There’s just one big problem with that reasoning: recent surveys suggest Americans are still at a point where they’re willing to add more subscriptions, not cut. And even as their subs pile up, people still feel they’re saving money by cord-cutting.

"Stranger Things" cast members Joe Keery (L) and Gaten Matarazzo pose at the second season premiere of the Netflix hit in Los Angeles, Calif., on Oct. 26, 2017. REUTERS/Mario Anzuoni

A 2017 Deloitte report on digital media subscriptions projected that by the end of 2020, half of adults in developed countries will be paying for at least four digital media subscriptions. More interestingly: Deloitte says that by that time, 20% of adults in developed countries will be paying for 10 digital media subscriptions, at a total average spend of over $100 per month.

In other words: the current average number of streaming subscriptions per person is going to go up before it levels off or declines.

Every original content creator is betting on that: Disney (DIS) and Apple (AAPL) are both launching new streaming subscription offerings in November, and WarnerMedia and NBCUniversal have offerings coming soon after that.

Just consider how bullish UBS analysts are on Disney+, which will launch Nov. 12 at a very cheap starting price of $6.99 a month. UBS surveyed 2,000 adults in the U.S. between April and May and found that 43% are interested in Disney+, well above Disney’s own projection of 20% to 30% of broadband households subscribing by 2024.

As all of these new offerings proliferate, there is still, for now, room for more—despite recession fears.

“I do believe that the pie is big enough,” CFRA Research analyst Tuna Amobi told Yahoo Finance earlier this year, “for Netflix, and Disney streaming, and all of these emergent players to continue to grow.”

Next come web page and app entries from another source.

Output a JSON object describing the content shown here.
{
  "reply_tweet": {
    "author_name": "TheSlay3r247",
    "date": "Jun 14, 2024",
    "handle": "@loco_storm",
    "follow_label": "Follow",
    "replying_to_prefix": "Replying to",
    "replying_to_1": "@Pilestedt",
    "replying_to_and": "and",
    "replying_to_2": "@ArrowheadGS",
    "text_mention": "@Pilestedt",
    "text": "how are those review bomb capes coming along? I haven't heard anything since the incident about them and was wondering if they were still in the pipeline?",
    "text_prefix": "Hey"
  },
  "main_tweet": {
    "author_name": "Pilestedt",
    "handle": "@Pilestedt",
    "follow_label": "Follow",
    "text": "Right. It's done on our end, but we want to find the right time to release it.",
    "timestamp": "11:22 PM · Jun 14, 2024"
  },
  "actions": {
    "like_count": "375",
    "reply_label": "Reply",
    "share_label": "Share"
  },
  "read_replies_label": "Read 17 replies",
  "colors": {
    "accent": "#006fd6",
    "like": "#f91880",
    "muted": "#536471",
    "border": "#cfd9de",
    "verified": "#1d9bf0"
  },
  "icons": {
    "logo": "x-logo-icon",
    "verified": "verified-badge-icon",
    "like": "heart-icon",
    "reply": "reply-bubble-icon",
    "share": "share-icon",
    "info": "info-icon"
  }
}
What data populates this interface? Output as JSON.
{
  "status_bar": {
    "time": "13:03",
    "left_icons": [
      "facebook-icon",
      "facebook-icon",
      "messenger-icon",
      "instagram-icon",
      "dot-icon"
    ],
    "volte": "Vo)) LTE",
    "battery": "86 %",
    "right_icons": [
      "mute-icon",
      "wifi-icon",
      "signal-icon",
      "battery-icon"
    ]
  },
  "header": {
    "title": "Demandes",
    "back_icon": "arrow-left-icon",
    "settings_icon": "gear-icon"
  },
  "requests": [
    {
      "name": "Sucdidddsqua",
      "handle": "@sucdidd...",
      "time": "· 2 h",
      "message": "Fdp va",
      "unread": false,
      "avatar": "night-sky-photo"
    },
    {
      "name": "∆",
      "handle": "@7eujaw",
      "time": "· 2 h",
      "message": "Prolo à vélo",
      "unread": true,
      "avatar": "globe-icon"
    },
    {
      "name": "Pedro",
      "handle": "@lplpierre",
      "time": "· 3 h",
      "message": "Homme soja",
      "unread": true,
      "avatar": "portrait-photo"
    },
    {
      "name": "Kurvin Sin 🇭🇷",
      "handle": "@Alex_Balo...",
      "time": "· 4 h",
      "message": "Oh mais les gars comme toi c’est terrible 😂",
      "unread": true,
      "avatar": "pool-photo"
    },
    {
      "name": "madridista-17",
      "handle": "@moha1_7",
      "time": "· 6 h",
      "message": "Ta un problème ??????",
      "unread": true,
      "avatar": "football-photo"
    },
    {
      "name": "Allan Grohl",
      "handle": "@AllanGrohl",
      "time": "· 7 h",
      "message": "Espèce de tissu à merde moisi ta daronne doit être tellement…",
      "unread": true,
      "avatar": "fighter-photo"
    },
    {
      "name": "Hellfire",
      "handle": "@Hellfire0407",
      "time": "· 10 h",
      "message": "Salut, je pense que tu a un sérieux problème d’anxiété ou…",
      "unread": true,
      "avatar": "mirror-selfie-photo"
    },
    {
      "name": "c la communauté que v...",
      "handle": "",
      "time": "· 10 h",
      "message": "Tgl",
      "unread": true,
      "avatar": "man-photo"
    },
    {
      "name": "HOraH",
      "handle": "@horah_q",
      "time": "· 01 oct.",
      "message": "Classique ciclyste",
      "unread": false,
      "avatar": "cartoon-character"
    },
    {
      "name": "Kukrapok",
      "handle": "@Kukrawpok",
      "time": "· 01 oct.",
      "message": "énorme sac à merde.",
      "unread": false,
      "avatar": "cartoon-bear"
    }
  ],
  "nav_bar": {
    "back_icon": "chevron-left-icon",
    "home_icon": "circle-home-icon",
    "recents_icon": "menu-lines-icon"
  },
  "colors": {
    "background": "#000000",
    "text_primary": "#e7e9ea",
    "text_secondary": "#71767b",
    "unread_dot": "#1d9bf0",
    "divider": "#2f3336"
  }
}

If the U.S. does see a recession in the next two years and you need to cut costs, what’s the first digital subscription you’d cancel?